David Scott, Chief of Police
59 Main St.
Pepperell, MA 01463
For Immediate Release
Tuesday, June 17, 2014
Contact: John Guilfoil
Email: [email protected]
Pepperell Police Chief Discusses Override, Which Failed Monday by 6 Votes
Moldy Police Station, Lack of Drug Education Funding, No Detective Unit All Hurt Town
Two Police Officers to be Cut
PEPPERELL — Voters failed to pass a tax override vote Monday that would have injected $1.1 million into the town’s operational and capital budgets. The override failed by six votes. The Town of Pepperell has been battling a structural deficit for several years and it has been taking its toll on the police department.
“It’s no secret we have a mold problem in our 115-year-old building,” Police Chief David Scott said, “We are still piecing money together for the mold remediation and to get us back into the building, but for now, we will continue to work out of trailers.”
The Pepperell Police department has been functioning out of two temporary trailers in their front parking lot since March.
“We will be in our trailers at least through the summer,” Chief Scott said. The Chief met with Town Administrator John Moak yesterday to discuss possible funding options to get his men and women back into the Public Safety Complex, and out of the parking lot.
The failed override means a lack of funding to properly maintain the public safety complex and other town buildings, but a more immediate concern to the town is a lack of police manpower.
Cutbacks have forced PPD to take its only detective away from investigations and put him on patrol to fill the midnight shift.
“When I got hired 20 years ago, we were at 14 sworn employees,” said Scott. “As the town grew, so did we, up to 18 full-timers in 2009 when the financial issues started. Now we are back down to 14 officers again. Our detective has been moved to midnight shift patrol. Our overtime budget is insufficient. Training will suffer even more than it has over the last several years. We won’t be getting the cruisers we need. All of this adds up, and when you factor in a heroin problem that the Governor has declared to be a public health emergency, it adds up even more.”

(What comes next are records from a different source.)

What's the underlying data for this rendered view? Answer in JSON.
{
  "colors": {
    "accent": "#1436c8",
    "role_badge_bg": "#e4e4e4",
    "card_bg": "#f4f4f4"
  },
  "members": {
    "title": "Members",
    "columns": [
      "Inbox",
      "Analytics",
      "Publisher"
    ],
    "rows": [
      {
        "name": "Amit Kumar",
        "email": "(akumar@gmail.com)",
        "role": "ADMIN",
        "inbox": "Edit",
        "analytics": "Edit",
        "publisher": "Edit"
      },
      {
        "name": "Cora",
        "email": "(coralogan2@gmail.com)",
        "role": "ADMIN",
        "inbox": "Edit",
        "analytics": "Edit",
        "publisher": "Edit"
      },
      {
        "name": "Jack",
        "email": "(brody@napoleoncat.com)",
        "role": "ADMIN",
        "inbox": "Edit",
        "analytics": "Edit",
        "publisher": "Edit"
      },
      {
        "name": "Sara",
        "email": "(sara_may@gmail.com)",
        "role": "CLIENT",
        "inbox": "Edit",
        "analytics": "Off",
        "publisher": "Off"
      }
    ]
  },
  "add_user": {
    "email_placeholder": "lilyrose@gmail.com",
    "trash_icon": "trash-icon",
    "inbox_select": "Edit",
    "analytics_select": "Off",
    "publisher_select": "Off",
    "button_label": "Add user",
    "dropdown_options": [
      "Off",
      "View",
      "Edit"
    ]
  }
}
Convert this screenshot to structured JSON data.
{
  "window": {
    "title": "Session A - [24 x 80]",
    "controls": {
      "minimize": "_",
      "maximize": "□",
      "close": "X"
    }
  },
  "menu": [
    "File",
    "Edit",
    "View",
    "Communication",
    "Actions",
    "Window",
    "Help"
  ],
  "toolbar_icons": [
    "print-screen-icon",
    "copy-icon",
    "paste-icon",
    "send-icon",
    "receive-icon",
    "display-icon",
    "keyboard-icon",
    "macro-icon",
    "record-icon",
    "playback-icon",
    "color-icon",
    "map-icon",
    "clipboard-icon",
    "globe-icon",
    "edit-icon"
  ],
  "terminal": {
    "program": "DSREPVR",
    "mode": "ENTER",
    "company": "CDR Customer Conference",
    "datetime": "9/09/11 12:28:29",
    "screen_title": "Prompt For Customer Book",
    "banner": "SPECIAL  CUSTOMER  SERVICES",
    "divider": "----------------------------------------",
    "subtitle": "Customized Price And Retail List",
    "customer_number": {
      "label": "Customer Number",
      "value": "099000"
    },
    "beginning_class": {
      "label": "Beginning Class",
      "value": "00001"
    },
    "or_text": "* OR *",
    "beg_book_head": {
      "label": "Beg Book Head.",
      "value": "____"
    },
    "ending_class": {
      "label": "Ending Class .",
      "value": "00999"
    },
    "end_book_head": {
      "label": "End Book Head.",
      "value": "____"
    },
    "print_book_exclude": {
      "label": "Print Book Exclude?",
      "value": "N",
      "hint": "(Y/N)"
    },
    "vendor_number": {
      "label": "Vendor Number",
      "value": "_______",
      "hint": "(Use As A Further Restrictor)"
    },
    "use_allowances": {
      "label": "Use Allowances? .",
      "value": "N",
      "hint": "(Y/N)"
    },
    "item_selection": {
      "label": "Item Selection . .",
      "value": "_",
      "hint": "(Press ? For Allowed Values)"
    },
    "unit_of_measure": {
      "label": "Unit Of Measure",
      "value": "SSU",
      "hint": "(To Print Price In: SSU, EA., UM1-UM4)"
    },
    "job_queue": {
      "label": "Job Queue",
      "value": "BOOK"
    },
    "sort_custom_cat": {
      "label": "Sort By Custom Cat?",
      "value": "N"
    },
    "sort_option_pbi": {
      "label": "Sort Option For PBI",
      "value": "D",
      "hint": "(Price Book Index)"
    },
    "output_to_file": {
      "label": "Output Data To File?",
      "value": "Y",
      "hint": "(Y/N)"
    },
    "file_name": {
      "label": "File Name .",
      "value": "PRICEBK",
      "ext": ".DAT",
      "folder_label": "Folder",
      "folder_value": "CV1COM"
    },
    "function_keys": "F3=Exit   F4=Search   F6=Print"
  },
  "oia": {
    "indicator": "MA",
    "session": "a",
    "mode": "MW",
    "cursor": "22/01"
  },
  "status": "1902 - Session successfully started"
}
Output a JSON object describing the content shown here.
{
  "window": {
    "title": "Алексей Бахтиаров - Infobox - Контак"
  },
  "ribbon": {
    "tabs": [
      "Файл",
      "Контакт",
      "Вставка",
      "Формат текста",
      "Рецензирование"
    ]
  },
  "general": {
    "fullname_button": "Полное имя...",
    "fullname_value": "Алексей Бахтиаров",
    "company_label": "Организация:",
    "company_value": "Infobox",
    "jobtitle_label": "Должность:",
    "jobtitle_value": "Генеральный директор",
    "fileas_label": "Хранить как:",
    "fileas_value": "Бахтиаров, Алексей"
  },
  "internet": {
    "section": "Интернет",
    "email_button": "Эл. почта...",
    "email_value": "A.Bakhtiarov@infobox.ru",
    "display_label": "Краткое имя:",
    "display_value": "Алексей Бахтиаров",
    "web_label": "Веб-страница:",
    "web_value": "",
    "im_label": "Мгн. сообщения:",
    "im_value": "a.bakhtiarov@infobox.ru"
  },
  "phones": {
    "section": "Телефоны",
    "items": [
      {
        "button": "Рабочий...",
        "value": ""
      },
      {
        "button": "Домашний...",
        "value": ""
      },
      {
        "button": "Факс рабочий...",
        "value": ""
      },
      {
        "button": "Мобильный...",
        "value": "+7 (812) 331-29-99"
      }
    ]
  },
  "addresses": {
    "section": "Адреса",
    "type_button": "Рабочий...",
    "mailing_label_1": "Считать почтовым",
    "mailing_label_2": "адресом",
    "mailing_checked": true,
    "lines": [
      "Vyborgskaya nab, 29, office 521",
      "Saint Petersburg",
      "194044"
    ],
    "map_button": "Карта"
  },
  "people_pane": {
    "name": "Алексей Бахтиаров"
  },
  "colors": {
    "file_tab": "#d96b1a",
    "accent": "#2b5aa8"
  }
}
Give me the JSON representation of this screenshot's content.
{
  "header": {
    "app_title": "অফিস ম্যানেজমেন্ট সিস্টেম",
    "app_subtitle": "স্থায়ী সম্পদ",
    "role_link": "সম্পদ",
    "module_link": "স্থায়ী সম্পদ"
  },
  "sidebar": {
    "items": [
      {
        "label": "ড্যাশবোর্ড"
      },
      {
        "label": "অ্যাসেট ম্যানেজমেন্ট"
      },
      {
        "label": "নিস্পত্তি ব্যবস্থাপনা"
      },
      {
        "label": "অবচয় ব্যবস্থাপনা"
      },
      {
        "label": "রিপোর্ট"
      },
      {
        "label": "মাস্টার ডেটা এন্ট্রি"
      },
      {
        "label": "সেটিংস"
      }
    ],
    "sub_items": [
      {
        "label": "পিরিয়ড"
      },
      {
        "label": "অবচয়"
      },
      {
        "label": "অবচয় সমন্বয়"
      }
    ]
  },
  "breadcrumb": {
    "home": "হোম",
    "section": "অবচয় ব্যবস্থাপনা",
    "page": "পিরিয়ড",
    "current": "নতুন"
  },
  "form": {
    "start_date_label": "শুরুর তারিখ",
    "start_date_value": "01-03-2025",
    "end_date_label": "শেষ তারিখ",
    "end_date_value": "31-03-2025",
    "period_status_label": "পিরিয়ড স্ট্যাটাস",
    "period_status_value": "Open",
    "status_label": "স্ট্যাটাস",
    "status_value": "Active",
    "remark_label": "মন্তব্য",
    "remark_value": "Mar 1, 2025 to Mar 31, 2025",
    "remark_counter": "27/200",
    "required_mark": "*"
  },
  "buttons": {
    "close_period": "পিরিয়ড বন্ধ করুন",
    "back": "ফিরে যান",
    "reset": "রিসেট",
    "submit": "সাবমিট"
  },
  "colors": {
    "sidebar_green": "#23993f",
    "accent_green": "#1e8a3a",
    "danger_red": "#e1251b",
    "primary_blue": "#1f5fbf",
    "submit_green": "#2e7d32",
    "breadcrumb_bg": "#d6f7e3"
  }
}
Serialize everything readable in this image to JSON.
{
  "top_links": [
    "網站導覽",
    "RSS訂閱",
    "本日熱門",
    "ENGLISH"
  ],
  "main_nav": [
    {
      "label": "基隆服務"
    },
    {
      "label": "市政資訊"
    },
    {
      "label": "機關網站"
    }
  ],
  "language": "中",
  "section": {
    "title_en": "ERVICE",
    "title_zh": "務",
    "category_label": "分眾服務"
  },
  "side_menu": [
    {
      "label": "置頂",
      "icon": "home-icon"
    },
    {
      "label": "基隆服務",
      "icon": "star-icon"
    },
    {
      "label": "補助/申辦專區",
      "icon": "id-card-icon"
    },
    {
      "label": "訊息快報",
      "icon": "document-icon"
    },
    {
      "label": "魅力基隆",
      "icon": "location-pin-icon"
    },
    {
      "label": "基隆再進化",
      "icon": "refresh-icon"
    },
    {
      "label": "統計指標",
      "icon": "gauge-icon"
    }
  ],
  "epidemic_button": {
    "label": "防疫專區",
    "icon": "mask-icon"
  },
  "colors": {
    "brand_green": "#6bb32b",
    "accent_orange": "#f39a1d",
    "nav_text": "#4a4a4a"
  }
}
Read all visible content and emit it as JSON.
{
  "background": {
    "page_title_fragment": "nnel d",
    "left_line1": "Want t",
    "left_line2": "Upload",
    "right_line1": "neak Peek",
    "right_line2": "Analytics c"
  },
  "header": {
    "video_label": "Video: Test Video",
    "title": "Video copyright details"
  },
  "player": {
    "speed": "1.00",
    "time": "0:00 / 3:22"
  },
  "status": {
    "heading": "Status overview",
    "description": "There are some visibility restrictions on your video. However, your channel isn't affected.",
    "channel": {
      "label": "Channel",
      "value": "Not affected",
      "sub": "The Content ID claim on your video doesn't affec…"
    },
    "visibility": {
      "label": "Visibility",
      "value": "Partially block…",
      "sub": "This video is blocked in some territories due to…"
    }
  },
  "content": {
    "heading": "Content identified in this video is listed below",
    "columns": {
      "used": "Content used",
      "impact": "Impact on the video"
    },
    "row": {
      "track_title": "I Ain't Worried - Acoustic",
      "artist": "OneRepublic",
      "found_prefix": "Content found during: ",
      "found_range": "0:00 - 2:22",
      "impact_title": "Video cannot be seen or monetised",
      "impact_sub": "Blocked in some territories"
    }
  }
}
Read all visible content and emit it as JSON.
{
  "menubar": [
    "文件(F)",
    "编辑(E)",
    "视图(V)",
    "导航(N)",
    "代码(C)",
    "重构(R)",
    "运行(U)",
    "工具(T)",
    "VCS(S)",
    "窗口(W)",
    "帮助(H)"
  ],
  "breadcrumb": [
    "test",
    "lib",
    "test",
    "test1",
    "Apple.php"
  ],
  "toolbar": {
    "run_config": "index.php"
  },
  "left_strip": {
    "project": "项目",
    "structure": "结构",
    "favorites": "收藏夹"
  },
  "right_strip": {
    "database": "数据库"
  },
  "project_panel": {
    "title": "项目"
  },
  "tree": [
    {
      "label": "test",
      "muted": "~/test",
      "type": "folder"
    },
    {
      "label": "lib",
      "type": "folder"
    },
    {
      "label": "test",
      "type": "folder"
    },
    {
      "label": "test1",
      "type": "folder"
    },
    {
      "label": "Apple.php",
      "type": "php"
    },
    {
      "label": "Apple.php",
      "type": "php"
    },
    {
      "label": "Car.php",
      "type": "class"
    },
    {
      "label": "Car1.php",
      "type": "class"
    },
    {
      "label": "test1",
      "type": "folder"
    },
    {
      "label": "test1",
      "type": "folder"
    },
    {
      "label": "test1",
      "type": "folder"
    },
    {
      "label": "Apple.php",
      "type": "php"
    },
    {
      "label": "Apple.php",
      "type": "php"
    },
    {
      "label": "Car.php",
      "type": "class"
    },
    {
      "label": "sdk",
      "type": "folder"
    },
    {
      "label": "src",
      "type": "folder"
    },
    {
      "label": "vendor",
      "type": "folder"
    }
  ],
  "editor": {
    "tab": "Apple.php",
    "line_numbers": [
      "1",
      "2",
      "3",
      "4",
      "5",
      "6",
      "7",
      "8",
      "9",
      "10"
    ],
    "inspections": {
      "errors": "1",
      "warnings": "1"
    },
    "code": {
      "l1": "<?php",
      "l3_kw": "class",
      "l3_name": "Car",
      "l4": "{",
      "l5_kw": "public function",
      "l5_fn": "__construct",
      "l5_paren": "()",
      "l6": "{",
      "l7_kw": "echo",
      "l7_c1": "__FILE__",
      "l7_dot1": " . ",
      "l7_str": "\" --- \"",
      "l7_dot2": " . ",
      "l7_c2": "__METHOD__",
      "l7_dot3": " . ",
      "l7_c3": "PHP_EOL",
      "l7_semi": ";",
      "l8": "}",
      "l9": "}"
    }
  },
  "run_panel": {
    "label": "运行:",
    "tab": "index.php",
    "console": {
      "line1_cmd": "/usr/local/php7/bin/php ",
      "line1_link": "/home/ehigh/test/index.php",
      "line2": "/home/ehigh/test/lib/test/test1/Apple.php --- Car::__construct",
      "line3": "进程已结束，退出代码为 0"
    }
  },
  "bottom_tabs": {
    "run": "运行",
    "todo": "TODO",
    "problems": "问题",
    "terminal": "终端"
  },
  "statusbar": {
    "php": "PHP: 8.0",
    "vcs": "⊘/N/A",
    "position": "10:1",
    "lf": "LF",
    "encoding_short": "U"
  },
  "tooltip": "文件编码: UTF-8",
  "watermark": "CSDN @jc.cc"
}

Chief Scott is also concerned about the reputation of his department.
“We have a lot of great people that work here at the Pepperell Police Department, but this constant lack of funding is not going to attract talented young people to come work here,” he said. “Votes like this have an impact beyond the current loss of two more officers.”
Several programs have been cut from the department over the past several years, including youth and drug education programs like D.A.R.E.
Scott said the loss of the drug prevention program coupled with the loss of his only detective position is a bad combination for Pepperell.
“Drugs are an issue in every city and town,” he said “and a police department needs both prevention and enforcement to help the community battle the issue.”
Pepperell has had five drug overdose deaths since 2012, more than all of its neighbors, combined, and more than any other community in North-West Middlesex County. Locally in Massachusetts, only Lowell and Billerica have endured more overdose deaths in the past three years.
The members of the department will return to their 115 year old building — which just had mold removed and still lacks air conditioning for air circulation — today temporarily for training in their second floor training room. When the building was renovated in the 1980’s from a school into a public safety complex, the second floor was untouched due to funding issues.
“It was part of phase two of the three phase renovation that was never completed. We have to wait until June to do some of our training to make sure we have the funding and unfortunately it gets warm up there, but we manage,” Chief Scott said. “It’s kind of embarrassing, but the guys that have been here a while are used to these types of issues. It’s the young guys that keep leaving that make me nervous. The last two to leave were Pepperell kids that left for other departments. It’s tough for them to be constantly on the chopping block. It’s too bad. They are good cops and good people.”
Chief Scott plans to continue the fight to get his men and his programs back. The Department will also seek grant funding from a variety of sources.
“We need to get back into the schools, but we are just covering our basic shifts and mandatory training at this point,” Chief Scott said. “These guys are dedicated. They will come running as aggressively as ever, every time someone calls 911. We’ll survive. We have to.”